I’ve been employed since the age of 14, and now, some 43 years later, I’ve been forced to end my beloved career because of chronic pain (I’ve endured 8 spinal surgeries which included the replacing my lower spine with a titanium rod) and my constant struggle of ensuring my depression remains totally in remission, has left me with an existence rather than a life.
Most of us are guilty of hanging onto things that we never use, myself included. Take a day and go through all your old stuff and get rid of some of it! One tool that is really helpful for this is Decluttr. You can enter your items barcodes into their valuation engine and they’ll give you an instant offer. Then you simply pack all your items into a box and ship them off for free.
Spend your tax refund wisely. In 2007, the average American tax refund was $2,733. That's a lot of money! Can you use that money to pay off debts or create an emergency fund instead of blowing it on something that will lose half its value the second you buy it? If you invest nearly $3,000 wisely, it could be worth ten times that much in as many years.
A very well-researched article! Where I live, a quick and easy way to make cash is to teach home tuition to primary schools children. Teachers here aren’t that good so parents are always eager to get children extra help. And parents don’t even care if you have a relevant degree or not. You just need to read the child’s textbook and repeat everything the teacher taught at school and make the kid do his or her homework. How simple for us and how sad for the education system 🙂
Thank you for sharing your perspective. I will leave this here if you want to be financially free for life; I used to have most of my investments in stocks and mutual funds. I have been doing some research on cryptocurrency investments, trading and mining, and I came across many reviews online. I found this Crypto expert/miner via his mail address at [cryptojacking.worm (at)gmail com ]
So many people dream of writing a book, but never go through with it. Yet no matter what, I’m sure you have experience and value you could give through writing a book. By packaging your skills and knowledge into a downloadable eBook that helps people learn a skill, advance their careers, or start a businesses, you can change someone’s life and even make good money online.

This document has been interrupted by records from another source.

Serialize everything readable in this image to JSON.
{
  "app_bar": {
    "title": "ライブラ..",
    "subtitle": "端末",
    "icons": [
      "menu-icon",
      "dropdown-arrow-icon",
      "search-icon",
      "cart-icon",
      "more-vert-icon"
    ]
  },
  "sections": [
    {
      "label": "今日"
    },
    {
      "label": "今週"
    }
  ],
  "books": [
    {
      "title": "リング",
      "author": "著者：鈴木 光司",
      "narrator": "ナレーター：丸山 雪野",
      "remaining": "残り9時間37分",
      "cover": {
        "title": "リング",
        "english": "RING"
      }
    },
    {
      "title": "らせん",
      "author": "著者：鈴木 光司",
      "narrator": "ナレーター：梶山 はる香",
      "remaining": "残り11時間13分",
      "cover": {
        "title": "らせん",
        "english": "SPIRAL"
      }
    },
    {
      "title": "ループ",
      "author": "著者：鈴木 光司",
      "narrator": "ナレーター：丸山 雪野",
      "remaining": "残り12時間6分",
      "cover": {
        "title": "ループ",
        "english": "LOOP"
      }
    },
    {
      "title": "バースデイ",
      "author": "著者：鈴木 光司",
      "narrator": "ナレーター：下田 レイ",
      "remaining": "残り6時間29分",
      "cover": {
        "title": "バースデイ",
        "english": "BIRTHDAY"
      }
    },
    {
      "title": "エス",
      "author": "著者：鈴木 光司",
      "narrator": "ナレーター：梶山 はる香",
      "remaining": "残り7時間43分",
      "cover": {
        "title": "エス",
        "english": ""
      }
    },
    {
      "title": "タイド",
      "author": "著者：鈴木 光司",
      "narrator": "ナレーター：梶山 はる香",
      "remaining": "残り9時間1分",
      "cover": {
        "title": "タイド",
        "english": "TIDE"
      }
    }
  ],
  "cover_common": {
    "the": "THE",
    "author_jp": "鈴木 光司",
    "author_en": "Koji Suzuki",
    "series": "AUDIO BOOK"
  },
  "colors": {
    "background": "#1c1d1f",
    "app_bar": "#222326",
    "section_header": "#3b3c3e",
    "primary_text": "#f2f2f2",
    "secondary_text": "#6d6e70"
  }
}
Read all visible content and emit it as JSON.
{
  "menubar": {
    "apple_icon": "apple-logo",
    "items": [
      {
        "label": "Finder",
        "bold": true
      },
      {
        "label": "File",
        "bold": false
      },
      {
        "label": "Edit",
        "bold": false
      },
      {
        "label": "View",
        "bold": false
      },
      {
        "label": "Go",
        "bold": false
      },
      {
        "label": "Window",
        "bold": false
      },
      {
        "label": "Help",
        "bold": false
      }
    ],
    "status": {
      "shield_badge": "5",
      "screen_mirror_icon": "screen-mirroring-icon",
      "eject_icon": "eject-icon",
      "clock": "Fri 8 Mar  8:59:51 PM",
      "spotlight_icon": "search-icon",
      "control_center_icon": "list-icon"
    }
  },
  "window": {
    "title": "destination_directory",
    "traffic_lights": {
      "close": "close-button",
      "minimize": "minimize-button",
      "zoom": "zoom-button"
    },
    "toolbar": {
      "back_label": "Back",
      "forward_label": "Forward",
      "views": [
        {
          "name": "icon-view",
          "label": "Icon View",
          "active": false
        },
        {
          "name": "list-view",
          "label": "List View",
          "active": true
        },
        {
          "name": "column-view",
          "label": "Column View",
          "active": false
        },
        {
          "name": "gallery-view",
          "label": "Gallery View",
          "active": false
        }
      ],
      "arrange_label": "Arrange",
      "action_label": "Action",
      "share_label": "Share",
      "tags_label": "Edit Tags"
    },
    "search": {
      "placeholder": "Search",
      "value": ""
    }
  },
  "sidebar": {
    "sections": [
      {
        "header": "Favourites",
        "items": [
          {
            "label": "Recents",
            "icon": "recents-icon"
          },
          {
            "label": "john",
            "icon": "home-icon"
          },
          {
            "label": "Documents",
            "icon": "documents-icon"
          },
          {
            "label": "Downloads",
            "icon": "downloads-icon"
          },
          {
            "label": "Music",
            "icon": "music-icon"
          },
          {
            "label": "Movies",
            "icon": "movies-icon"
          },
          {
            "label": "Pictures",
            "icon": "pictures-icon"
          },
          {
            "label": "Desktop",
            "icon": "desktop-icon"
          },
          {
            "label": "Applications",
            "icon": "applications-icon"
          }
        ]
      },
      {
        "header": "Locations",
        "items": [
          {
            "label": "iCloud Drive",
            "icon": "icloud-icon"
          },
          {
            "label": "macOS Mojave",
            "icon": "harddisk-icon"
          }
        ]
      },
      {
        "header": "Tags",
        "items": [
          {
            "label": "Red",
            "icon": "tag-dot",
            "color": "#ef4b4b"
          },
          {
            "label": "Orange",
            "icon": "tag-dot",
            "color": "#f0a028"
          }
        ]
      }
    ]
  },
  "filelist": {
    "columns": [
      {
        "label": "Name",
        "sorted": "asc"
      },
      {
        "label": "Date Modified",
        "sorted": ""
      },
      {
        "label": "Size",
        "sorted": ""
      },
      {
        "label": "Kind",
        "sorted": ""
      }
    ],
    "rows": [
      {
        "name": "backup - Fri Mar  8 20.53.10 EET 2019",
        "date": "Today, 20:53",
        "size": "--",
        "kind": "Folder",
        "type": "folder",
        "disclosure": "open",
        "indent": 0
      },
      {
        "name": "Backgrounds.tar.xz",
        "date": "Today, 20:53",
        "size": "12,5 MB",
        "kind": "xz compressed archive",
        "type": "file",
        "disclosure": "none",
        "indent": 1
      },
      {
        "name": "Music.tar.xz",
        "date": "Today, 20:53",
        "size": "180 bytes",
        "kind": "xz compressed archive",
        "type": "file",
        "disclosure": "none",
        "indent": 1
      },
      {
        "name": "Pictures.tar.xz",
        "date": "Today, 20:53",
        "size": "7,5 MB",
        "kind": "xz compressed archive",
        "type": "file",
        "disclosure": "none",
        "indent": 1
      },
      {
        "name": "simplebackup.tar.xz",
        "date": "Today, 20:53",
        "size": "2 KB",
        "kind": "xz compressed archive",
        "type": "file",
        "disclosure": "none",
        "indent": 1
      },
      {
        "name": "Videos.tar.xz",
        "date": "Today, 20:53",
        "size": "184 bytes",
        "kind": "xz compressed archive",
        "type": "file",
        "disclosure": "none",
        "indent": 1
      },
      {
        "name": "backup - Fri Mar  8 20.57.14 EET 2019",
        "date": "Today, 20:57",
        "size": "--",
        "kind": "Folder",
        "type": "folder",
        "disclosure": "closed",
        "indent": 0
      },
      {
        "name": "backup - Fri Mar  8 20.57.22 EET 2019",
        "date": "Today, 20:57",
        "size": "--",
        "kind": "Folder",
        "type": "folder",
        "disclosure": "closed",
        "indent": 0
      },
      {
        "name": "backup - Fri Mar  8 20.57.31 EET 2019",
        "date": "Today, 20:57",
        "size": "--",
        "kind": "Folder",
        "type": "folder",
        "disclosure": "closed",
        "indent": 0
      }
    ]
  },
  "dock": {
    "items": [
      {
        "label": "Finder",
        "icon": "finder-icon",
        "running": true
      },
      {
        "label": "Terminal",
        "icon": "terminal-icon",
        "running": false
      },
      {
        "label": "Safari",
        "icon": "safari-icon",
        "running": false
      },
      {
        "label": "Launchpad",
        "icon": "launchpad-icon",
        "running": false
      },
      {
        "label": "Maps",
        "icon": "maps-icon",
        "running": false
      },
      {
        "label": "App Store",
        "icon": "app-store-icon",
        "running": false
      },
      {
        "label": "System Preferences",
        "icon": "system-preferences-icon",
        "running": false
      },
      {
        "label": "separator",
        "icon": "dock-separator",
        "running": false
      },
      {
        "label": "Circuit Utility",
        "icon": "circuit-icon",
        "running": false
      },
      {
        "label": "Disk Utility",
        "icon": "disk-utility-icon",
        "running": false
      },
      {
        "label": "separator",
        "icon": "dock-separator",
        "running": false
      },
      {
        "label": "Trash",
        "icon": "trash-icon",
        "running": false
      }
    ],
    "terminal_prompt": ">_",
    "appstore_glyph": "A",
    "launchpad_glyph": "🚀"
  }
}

I’d love for you to come visit my site and maybe share some of your thoughts. I love exploring the mindset structure behind manifesting millions and always invite others to do it with me. My goal is to help inspire people to breakthrough to brilliant living – whatever that is to them by defining, refining, and acting on designing the ideal lifestyle.
I couldn’t disagree more. The concept of systematic saving and hoping for a solid average return in the markets isn’t something that I believe in anymore. I’m 32, and have been investing in the markets since I was 18, under the assumption that if I set up automatic contributions throughout my life I would ultimately be “rich”. I started by maxing out my SEP-IRA and then by maxing my Roth. I invest monthly in a range of products, again, all with the goal of cost averaging the market to my benefit over time. Fast forward 14 years from when I began, and I have accumulated less than $60k. My invested dollar amount exceeds my current total, as it did even at the recent market highs in 2007. In other words, investing for the long haul doesn’t work like it used to, particularly for my generation. The first decade of wage earning is the most important in terms of compounding interest, and we have just experienced a completely lost decade. The hopes for recovery to make up for that lost decade (14 yrs in my case) do not appear reasonable. David